**Problem to solve**
Copy every line below exactly.
------------------------------------------------------------------------
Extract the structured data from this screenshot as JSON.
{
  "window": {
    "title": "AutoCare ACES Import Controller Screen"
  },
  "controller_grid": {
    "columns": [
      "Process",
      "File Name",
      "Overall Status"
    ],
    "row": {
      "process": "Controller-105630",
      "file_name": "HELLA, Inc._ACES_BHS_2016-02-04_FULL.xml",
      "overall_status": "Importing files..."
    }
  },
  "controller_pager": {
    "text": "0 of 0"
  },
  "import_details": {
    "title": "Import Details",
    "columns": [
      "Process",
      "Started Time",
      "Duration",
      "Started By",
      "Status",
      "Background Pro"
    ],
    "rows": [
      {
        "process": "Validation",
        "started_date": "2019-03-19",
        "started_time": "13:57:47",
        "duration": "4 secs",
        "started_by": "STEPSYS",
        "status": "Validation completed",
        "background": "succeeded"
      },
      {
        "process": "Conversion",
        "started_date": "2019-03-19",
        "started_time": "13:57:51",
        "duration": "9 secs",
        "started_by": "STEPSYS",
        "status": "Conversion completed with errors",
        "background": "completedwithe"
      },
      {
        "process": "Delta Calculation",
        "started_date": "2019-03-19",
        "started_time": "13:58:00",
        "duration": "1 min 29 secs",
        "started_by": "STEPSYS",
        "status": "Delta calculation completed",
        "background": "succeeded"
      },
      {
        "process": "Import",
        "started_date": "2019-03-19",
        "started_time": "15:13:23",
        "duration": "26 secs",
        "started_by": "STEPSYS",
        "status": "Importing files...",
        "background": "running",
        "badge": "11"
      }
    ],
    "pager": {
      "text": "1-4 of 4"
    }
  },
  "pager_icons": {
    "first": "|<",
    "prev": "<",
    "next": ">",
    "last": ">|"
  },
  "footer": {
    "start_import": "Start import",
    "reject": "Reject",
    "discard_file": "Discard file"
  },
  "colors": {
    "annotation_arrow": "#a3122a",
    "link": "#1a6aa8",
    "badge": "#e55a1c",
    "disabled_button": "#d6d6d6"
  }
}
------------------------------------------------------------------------
**Task output**
Extract the structured data from this screenshot as JSON.
{
  "window": {
    "title": "AutoCare ACES Import Controller Screen"
  },
  "controller_grid": {
    "columns": [
      "Process",
      "File Name",
      "Overall Status"
    ],
    "row": {
      "process": "Controller-105630",
      "file_name": "HELLA, Inc._ACES_BHS_2016-02-04_FULL.xml",
      "overall_status": "Importing files..."
    }
  },
  "controller_pager": {
    "text": "0 of 0"
  },
  "import_details": {
    "title": "Import Details",
    "columns": [
      "Process",
      "Started Time",
      "Duration",
      "Started By",
      "Status",
      "Background Pro"
    ],
    "rows": [
      {
        "process": "Validation",
        "started_date": "2019-03-19",
        "started_time": "13:57:47",
        "duration": "4 secs",
        "started_by": "STEPSYS",
        "status": "Validation completed",
        "background": "succeeded"
      },
      {
        "process": "Conversion",
        "started_date": "2019-03-19",
        "started_time": "13:57:51",
        "duration": "9 secs",
        "started_by": "STEPSYS",
        "status": "Conversion completed with errors",
        "background": "completedwithe"
      },
      {
        "process": "Delta Calculation",
        "started_date": "2019-03-19",
        "started_time": "13:58:00",
        "duration": "1 min 29 secs",
        "started_by": "STEPSYS",
        "status": "Delta calculation completed",
        "background": "succeeded"
      },
      {
        "process": "Import",
        "started_date": "2019-03-19",
        "started_time": "15:13:23",
        "duration": "26 secs",
        "started_by": "STEPSYS",
        "status": "Importing files...",
        "background": "running",
        "badge": "11"
      }
    ],
    "pager": {
      "text": "1-4 of 4"
    }
  },
  "pager_icons": {
    "first": "|<",
    "prev": "<",
    "next": ">",
    "last": ">|"
  },
  "footer": {
    "start_import": "Start import",
    "reject": "Reject",
    "discard_file": "Discard file"
  },
  "colors": {
    "annotation_arrow": "#a3122a",
    "link": "#1a6aa8",
    "badge": "#e55a1c",
    "disabled_button": "#d6d6d6"
  }
}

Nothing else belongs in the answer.